If we talk about the phosphine molecule, the central atom is phosphorous.
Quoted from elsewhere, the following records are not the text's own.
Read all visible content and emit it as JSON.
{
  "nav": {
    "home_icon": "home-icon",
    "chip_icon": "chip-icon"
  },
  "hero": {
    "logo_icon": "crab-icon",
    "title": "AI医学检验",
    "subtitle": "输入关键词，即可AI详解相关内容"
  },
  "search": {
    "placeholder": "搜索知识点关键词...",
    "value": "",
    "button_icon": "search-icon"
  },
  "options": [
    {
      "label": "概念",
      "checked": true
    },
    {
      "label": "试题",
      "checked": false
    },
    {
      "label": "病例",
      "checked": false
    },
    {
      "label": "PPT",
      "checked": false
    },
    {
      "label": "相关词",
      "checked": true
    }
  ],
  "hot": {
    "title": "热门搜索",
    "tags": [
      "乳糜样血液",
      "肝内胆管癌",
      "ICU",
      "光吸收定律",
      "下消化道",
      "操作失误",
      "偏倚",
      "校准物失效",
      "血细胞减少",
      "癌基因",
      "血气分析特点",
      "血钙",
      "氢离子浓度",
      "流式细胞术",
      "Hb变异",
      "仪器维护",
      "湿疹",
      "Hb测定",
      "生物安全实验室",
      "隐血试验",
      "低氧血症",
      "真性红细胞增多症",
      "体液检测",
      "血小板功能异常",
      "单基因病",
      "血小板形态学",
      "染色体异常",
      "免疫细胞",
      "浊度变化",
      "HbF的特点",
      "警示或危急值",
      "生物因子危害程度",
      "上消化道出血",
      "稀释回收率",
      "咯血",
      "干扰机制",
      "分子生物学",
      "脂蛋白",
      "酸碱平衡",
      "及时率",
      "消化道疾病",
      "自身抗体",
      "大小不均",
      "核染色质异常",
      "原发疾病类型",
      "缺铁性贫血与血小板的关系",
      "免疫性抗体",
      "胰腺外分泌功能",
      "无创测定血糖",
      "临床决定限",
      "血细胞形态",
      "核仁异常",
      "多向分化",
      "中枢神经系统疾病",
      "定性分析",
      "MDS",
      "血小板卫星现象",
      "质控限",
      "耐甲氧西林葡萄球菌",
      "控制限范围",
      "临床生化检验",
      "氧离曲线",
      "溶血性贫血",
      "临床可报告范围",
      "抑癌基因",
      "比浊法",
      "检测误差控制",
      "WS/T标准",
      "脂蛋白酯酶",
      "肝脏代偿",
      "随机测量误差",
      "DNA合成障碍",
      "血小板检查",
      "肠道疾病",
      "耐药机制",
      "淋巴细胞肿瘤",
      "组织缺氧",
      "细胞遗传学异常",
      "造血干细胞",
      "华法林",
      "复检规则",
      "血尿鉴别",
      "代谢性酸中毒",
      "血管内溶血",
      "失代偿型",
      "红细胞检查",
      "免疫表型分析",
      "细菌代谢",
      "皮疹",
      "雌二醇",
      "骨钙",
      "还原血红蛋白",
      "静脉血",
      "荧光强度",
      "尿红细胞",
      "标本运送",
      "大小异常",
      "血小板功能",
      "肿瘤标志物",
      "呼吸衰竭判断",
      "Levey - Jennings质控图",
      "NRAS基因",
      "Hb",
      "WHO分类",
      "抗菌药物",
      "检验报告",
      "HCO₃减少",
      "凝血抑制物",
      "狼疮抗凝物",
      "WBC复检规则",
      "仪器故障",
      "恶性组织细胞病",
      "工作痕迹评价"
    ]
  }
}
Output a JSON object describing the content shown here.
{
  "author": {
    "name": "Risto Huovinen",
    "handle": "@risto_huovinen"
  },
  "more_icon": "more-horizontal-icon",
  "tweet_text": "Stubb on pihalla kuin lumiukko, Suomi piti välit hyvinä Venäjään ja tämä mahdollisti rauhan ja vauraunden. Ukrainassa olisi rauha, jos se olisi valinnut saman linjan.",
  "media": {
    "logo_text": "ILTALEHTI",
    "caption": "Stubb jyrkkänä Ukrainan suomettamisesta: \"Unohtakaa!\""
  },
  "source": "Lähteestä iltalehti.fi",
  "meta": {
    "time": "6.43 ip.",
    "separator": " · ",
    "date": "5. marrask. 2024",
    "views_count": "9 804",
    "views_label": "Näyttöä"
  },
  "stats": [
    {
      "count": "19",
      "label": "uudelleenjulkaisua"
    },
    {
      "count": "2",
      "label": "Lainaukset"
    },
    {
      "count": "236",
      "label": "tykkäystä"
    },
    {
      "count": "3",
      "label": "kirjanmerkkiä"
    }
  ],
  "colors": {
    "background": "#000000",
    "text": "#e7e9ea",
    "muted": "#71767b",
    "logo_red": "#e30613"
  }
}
It belongs to the 3rd period and 15th group in the modern periodic table.

Phosphorous has an electronegativity of 2.9. Moreover, there is a lone pair in phosphine.

So, it meets three conditions of Drago’s rule, and we know if any compound meets just one of Drago’s rules, hybridization does not take place in its case.

Hence, hybridization does not take place in the PH3 molecule.

Polarity in PH3

Ph3 is considered as a polar molecule because it has a lone pair and due to which the shape of the molecule is formed as trigonal pyramidal.

As a result, the charge distribution is non-uniform across the whole molecule.

For more detailed information, you must also read out the article on the polarity of PH3.

Fun Facts About Phosphine

Orbital hybridization does not take place in PH3 molecules.The pure ‘p’ orbitals participate in the formation of the P-H bond in the PH3 molecule.The bond angle in Ph3 is 93.5 degrees.

Conclusion

This article is an overview of the Lewis structure, molecular geometry, and hybridization of the phosphene (PH3) molecule.

We have tried to cover everything related to this topic including Drago’s rule that explains clearly why this compound does not have hybridization.

See more: Does A Rectangle Have Rotational Symmetry Of A Rectangle, Rotational Symmetry

Apart from this, you have learned some interesting facts about this molecule. Hope you enjoyed reading it.